AvPGalaxy has posted an interview with Ian Whyte, who plays the Predator in Alien vs. Predator 2. He gives some insight into the stunts that he performs and some insight into working inside a creature suit for the original Alien vs. Predator as well as AvP2 which arrives in theatres on December 21, 2007.
Here is a snippet from the interview:
AvPGalaxy - How many stunts did you do in the first film? Have you done any in the second one?
Ian Whyte - With this sort of performance stunts are a bit of a grey area. The role demands a great deal of action performance which often crosses over into stunt performance. On AVP I was a little frustrated at what I was allowed and not allowed to do, since then I have tried to maintain some sort of control over what stunts I do myself and what has to be done by a stunt double, but producers are not very accommodating when it comes to letting a lead performer perform dangerous stunts. The entire movie could be in jeopardy if anything were to go wrong, so it all really comes down to the relationship that you build with the stunt coordinator and your double and making sure that they understand what the performance requires. In AVP I had a stunt man who performed the death defying stuff, including a great deal of the Celtic fight scene, but I did most of the other action myself. In AVP2, the intensity with which the fight scenes were choreographed meant that it had to be a total team effort from beginning to end and I'm glad to say that I had an exceptionally good stunt double who I had complete trust in.

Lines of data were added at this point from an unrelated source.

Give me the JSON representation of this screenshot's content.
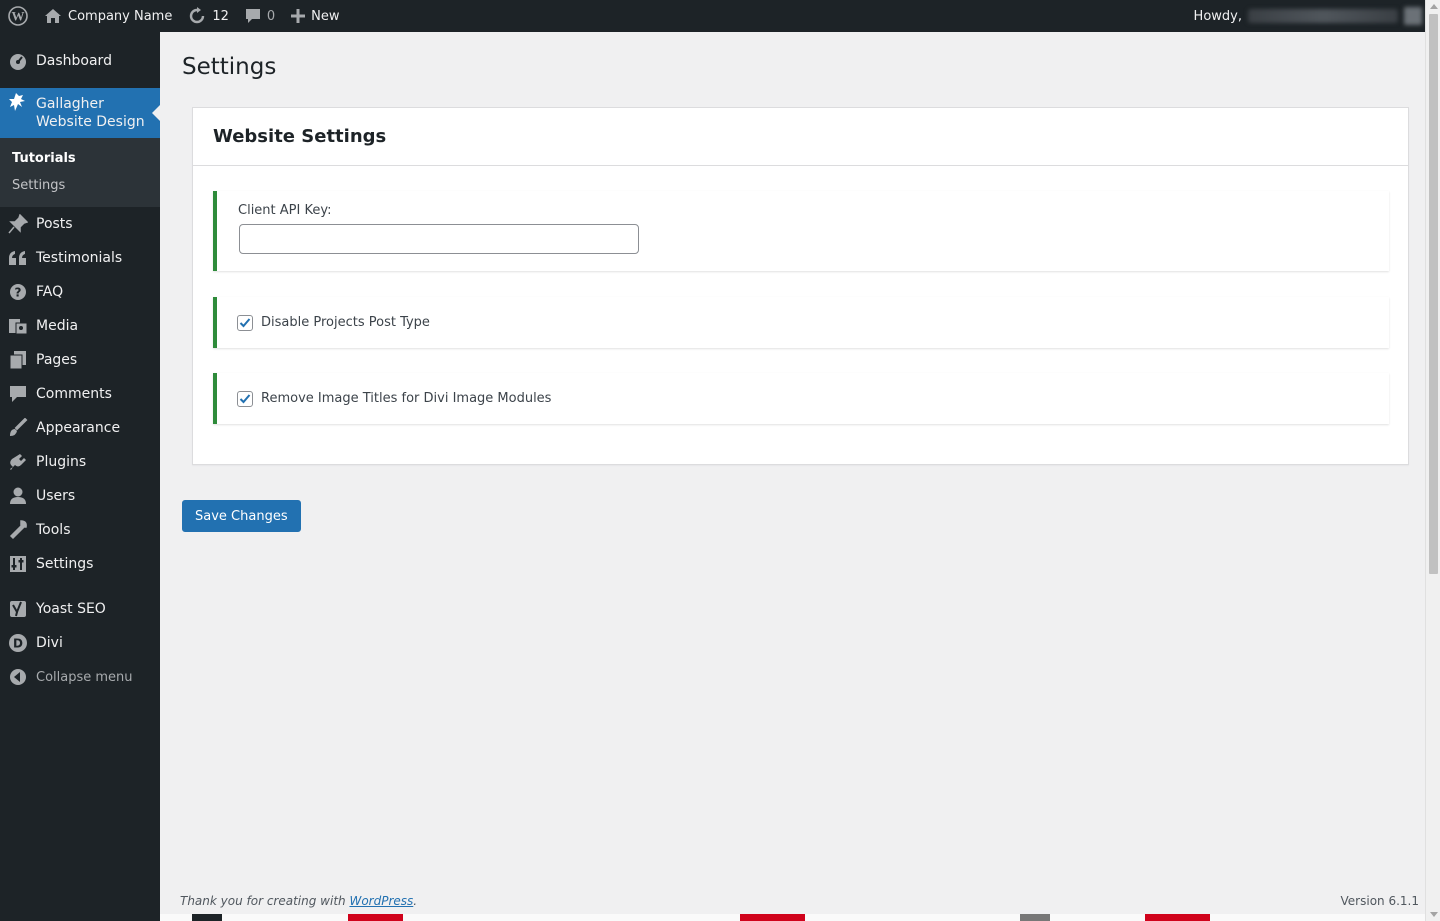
{
  "adminbar": {
    "site_name": "Company Name",
    "updates_count": "12",
    "comments_count": "0",
    "new_label": "New",
    "howdy": "Howdy,"
  },
  "sidebar": {
    "items": [
      {
        "label": "Dashboard",
        "icon": "dashboard-icon"
      },
      {
        "label": "Gallagher Website Design",
        "icon": "lion-icon"
      },
      {
        "label": "Posts",
        "icon": "pin-icon"
      },
      {
        "label": "Testimonials",
        "icon": "quote-icon"
      },
      {
        "label": "FAQ",
        "icon": "help-icon"
      },
      {
        "label": "Media",
        "icon": "media-icon"
      },
      {
        "label": "Pages",
        "icon": "pages-icon"
      },
      {
        "label": "Comments",
        "icon": "comment-icon"
      },
      {
        "label": "Appearance",
        "icon": "brush-icon"
      },
      {
        "label": "Plugins",
        "icon": "plug-icon"
      },
      {
        "label": "Users",
        "icon": "user-icon"
      },
      {
        "label": "Tools",
        "icon": "wrench-icon"
      },
      {
        "label": "Settings",
        "icon": "settings-icon"
      },
      {
        "label": "Yoast SEO",
        "icon": "yoast-icon"
      },
      {
        "label": "Divi",
        "icon": "divi-icon"
      },
      {
        "label": "Collapse menu",
        "icon": "collapse-icon"
      }
    ],
    "submenu": [
      {
        "label": "Tutorials",
        "active": true
      },
      {
        "label": "Settings",
        "active": false
      }
    ]
  },
  "main": {
    "page_title": "Settings",
    "card_title": "Website Settings",
    "api_key_label": "Client API Key:",
    "api_key_value": "",
    "option_disable_projects": {
      "label": "Disable Projects Post Type",
      "checked": true
    },
    "option_remove_titles": {
      "label": "Remove Image Titles for Divi Image Modules",
      "checked": true
    },
    "save_button": "Save Changes"
  },
  "footer": {
    "thanks_prefix": "Thank you for creating with ",
    "thanks_link": "WordPress",
    "thanks_suffix": ".",
    "version": "Version 6.1.1"
  },
  "colors": {
    "adminbar_bg": "#1d2327",
    "accent": "#2271b1",
    "field_border": "#2e8b3a",
    "content_bg": "#f0f0f1"
  }
}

AvPGalaxy - For your role as Scar, did you go back and watch Kevin Peter Hall's performance in the original Predator movies so you would be able to mimic the Predator moves?
Ian Whyte - Yes, absolutely. There was only one frame of reference for me and that was Kevin Peter Hall's performance in the original films. I was aware of the necessity to maintain continuity between his performance and my own and I was also very aware that I would be judged by the original portrayal of the character. However, as all fans of the genre are aware, the Predator dies at the end of every film, therefore any subsequent Predator is going to be a completely different character even though they are the same species. I went through the original films frame by frame and tried to extrapolate little nuances of his performance to maintain some continuity of Predator style body language. The entire character of the Predator is governed by the necessity to convey emotion through body language because it's only when the mask comes off that we can truly see the malevolence within those deep set eyes..
CLICK HERE to read the entire interview with Ian Whyte.